Create base images

Build the base image as indicated in Setting up (Kubernetes).

Create a new execution config

In Administration > Settings > Containerized execution, add a new execution config of type “Kubernetes.”

  • In GCP, there is only a single shared image repository URL, gcr.io. Access control is based on image names. Therefore tha repository URL to use is gcr.io/your-gcp-project-name.

Click on “Push base images.”

Cluster configuration

Connection

The connection is where you define how to connect to GCP. This can be done either inline in each cluster (not recommended), or as a preset in the “GKE connection” plugin settings (recommended).

Network settings

The network field refers to the Virtual Private Network (VPC) where the cluster will be deployed. The sub-network field defines the IP space within that VPC where the pod IPs will be allocated. If left blank, those fields will use default network settings which specifics are explained in the GCP documentation.

Cluster nodes

This is where you define the number and type of nodes you want in your cluster. You can define the properties of a node pool either inline (not recommended) or as a preset in the “Node pools” plugin settings (recommended). You have the possibility to define multiple node pools, each with its own properties.

Using GPUs

GCP provides GPU-enabled instance with NVIDIA GPUs. Several steps are required in order to use them for containerized execution.

Build a CUDA-enabled base image

The base image that is built by default (see Setting up (Kubernetes)) does not have CUDA support and cannot use NVIDIA GPUs.

You need to build a CUDA-enabled base image.

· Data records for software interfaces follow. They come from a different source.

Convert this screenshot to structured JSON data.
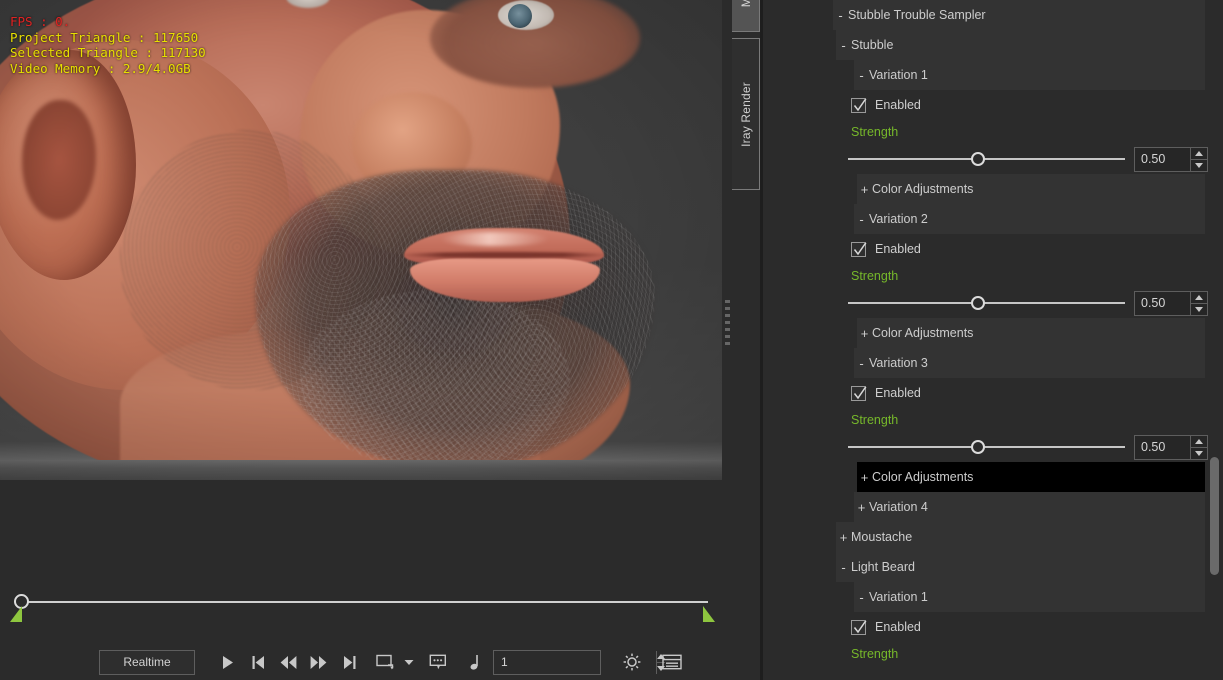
{
  "viewport": {
    "hud": {
      "fps": "FPS : 0.",
      "project_triangle": "Project Triangle : 117650",
      "selected_triangle": "Selected Triangle : 117130",
      "video_memory": "Video Memory : 2.9/4.0GB"
    },
    "corner_button_icon": "comment-bubble-icon"
  },
  "tabs": [
    {
      "label": "M",
      "icon": "tab-handle-icon"
    },
    {
      "label": "Iray Render",
      "icon": "render-tab-icon"
    }
  ],
  "timeline": {
    "current_frame_handle": "playhead",
    "range_start_marker": "range-start",
    "range_end_marker": "range-end"
  },
  "toolbar": {
    "realtime_label": "Realtime",
    "frame_value": "1",
    "buttons": [
      {
        "name": "play-button",
        "icon": "play-icon"
      },
      {
        "name": "skip-to-start-button",
        "icon": "skip-start-icon"
      },
      {
        "name": "rewind-button",
        "icon": "rewind-icon"
      },
      {
        "name": "fast-forward-button",
        "icon": "fast-forward-icon"
      },
      {
        "name": "skip-to-end-button",
        "icon": "skip-end-icon"
      },
      {
        "name": "render-region-button",
        "icon": "render-rect-icon"
      },
      {
        "name": "render-region-dropdown",
        "icon": "chevron-down-icon"
      },
      {
        "name": "comment-button",
        "icon": "comment-bubble-icon"
      },
      {
        "name": "keyframe-button",
        "icon": "music-note-icon"
      },
      {
        "name": "brightness-button",
        "icon": "sun-icon"
      },
      {
        "name": "layout-button",
        "icon": "list-layout-icon"
      }
    ]
  },
  "colors": {
    "accent_green": "#76b82a",
    "marker_green": "#8ec63f",
    "row_bg": "#333333",
    "row_selected_bg": "#000000",
    "panel_bg": "#2b2b2b",
    "hud_red": "#e02222",
    "hud_yellow": "#e8e000"
  },
  "property_panel": {
    "rows": [
      {
        "type": "group",
        "level": 0,
        "twisty": "-",
        "label": "Stubble Trouble Sampler",
        "selected": false
      },
      {
        "type": "group",
        "level": 1,
        "twisty": "-",
        "label": "Stubble",
        "selected": false
      },
      {
        "type": "group",
        "level": 2,
        "twisty": "-",
        "label": "Variation 1",
        "selected": false
      },
      {
        "type": "checkbox",
        "label": "Enabled",
        "checked": true
      },
      {
        "type": "label",
        "label": "Strength"
      },
      {
        "type": "slider",
        "value": "0.50",
        "position_pct": 47
      },
      {
        "type": "group",
        "level": 3,
        "twisty": "+",
        "label": "Color Adjustments",
        "selected": false
      },
      {
        "type": "group",
        "level": 2,
        "twisty": "-",
        "label": "Variation 2",
        "selected": false
      },
      {
        "type": "checkbox",
        "label": "Enabled",
        "checked": true
      },
      {
        "type": "label",
        "label": "Strength"
      },
      {
        "type": "slider",
        "value": "0.50",
        "position_pct": 47
      },
      {
        "type": "group",
        "level": 3,
        "twisty": "+",
        "label": "Color Adjustments",
        "selected": false
      },
      {
        "type": "group",
        "level": 2,
        "twisty": "-",
        "label": "Variation 3",
        "selected": false
      },
      {
        "type": "checkbox",
        "label": "Enabled",
        "checked": true
      },
      {
        "type": "label",
        "label": "Strength"
      },
      {
        "type": "slider",
        "value": "0.50",
        "position_pct": 47
      },
      {
        "type": "group",
        "level": 3,
        "twisty": "+",
        "label": "Color Adjustments",
        "selected": true
      },
      {
        "type": "group",
        "level": 2,
        "twisty": "+",
        "label": "Variation 4",
        "selected": false
      },
      {
        "type": "group",
        "level": 1,
        "twisty": "+",
        "label": "Moustache",
        "selected": false
      },
      {
        "type": "group",
        "level": 1,
        "twisty": "-",
        "label": "Light Beard",
        "selected": false
      },
      {
        "type": "group",
        "level": 2,
        "twisty": "-",
        "label": "Variation 1",
        "selected": false
      },
      {
        "type": "checkbox",
        "label": "Enabled",
        "checked": true
      },
      {
        "type": "label",
        "label": "Strength"
      }
    ]
  }
}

Then create a new container configuration dedicated to running GPU workloads. If you specified a tag for the base image, report it in the “Base image tag” field.

Enable GPU support on the cluster

When you create your cluster using the GKE plugin, in the node pool settings make sure that you have the “With GPU” option enabled. Follow the GCP documentation to select the GPU type.

At cluster creation, the plugin will run the NVIDIA driver “DaemonSet” installation procedure, which needs several minutes to complete.

Add a custom reservation

In order for your containerized execution task to run on nodes with GPUs and for GKE to configure the CUDA driver on your containers, the corresponding pods must be created with a custom limit (in Kubernetes parlance) to indicate that you need a specific type of resource (standard resource types are CPU and memory).

You must configure this limit in the containerized execution configuration:

  • In the “Custom limits” section, add a new entry with key nvidia.com/gpu and value 1 (to request 1 GPU).
  • Don’t forget to add the new entry and save your settings.

Deploy

You can now deploy your GPU-based recipes and models.